What is being asked:
Each line below with the string "title" should be copied.

Raw data:
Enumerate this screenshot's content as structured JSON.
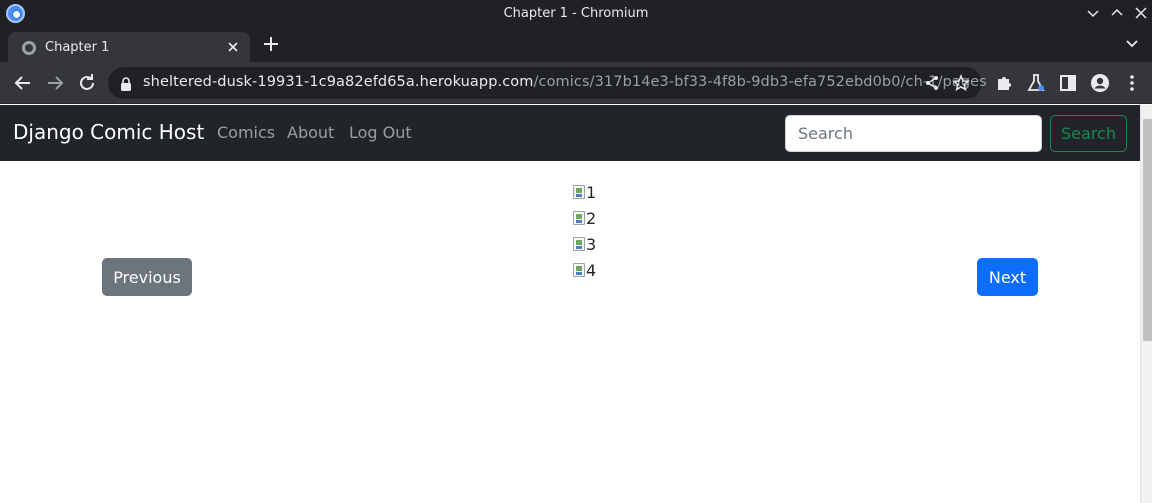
{
  "window": {
    "title": "Chapter 1 - Chromium"
  },
  "tabs": [
    {
      "label": "Chapter 1"
    }
  ],
  "address_bar": {
    "host": "sheltered-dusk-19931-1c9a82efd65a.herokuapp.com",
    "path": "/comics/317b14e3-bf33-4f8b-9db3-efa752ebd0b0/ch-1/pages"
  },
  "navbar": {
    "brand": "Django Comic Host",
    "links": [
      "Comics",
      "About",
      "Log Out"
    ],
    "search_placeholder": "Search",
    "search_button": "Search"
  },
  "reader": {
    "previous_label": "Previous",
    "next_label": "Next",
    "page_alts": [
      "1",
      "2",
      "3",
      "4"
    ]
  },
  "colors": {
    "navbar_bg": "#212529",
    "previous_bg": "#6c757d",
    "next_bg": "#0d6efd",
    "search_outline": "#198754"
  }
}
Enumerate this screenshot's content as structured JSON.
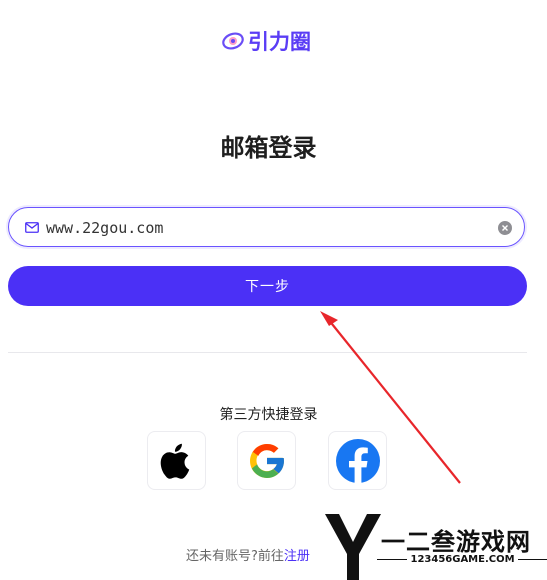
{
  "brand": {
    "name": "引力圈",
    "color": "#5a3df5"
  },
  "title": "邮箱登录",
  "email": {
    "value": "www.22gou.com",
    "icon": "mail-icon",
    "clear_icon": "clear-icon"
  },
  "next_button": {
    "label": "下一步",
    "color": "#4b30f6"
  },
  "third_party": {
    "title": "第三方快捷登录",
    "providers": [
      {
        "name": "apple",
        "icon": "apple-icon"
      },
      {
        "name": "google",
        "icon": "google-icon"
      },
      {
        "name": "facebook",
        "icon": "facebook-icon"
      }
    ]
  },
  "footer": {
    "prompt": "还未有账号?前往",
    "register_label": "注册"
  },
  "annotation": {
    "arrow_color": "#e8262b"
  },
  "watermark": {
    "logo_letter": "Y",
    "text": "一二叁游戏网",
    "sub": "123456GAME.COM"
  }
}
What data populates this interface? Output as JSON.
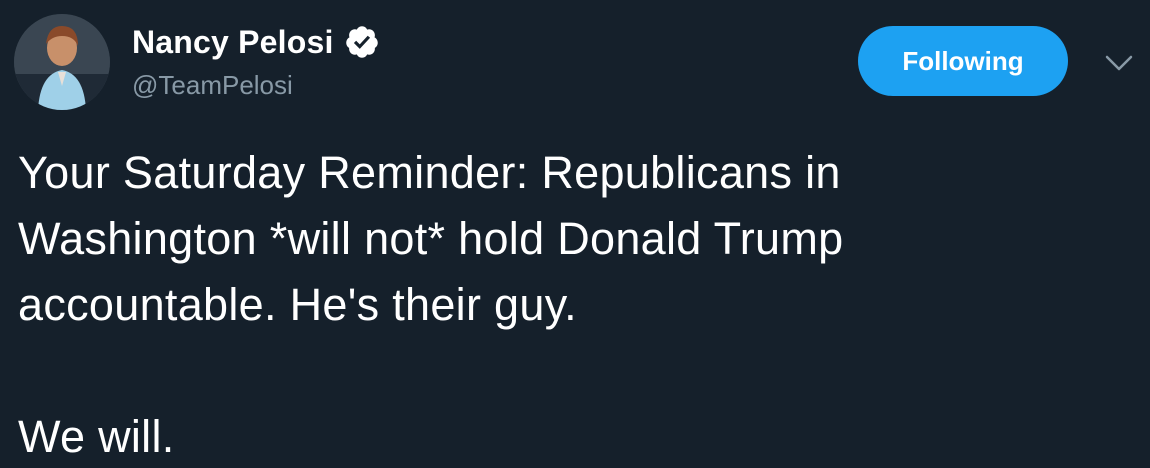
{
  "author": {
    "display_name": "Nancy Pelosi",
    "handle": "@TeamPelosi",
    "verified": true,
    "avatar_icon": "profile-photo"
  },
  "actions": {
    "follow_label": "Following",
    "menu_icon": "chevron-down-icon"
  },
  "tweet": {
    "paragraph_1": "Your Saturday Reminder: Republicans in\nWashington *will not* hold Donald Trump\naccountable. He's their guy.",
    "paragraph_2": "We will."
  },
  "colors": {
    "background": "#15202b",
    "accent": "#1da1f2",
    "secondary_text": "#8899a6"
  }
}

Solution for this task:
    "title": "Chapter 1 - Chromium"
  "title": "邮箱登录",
    "title": "第三方快捷登录",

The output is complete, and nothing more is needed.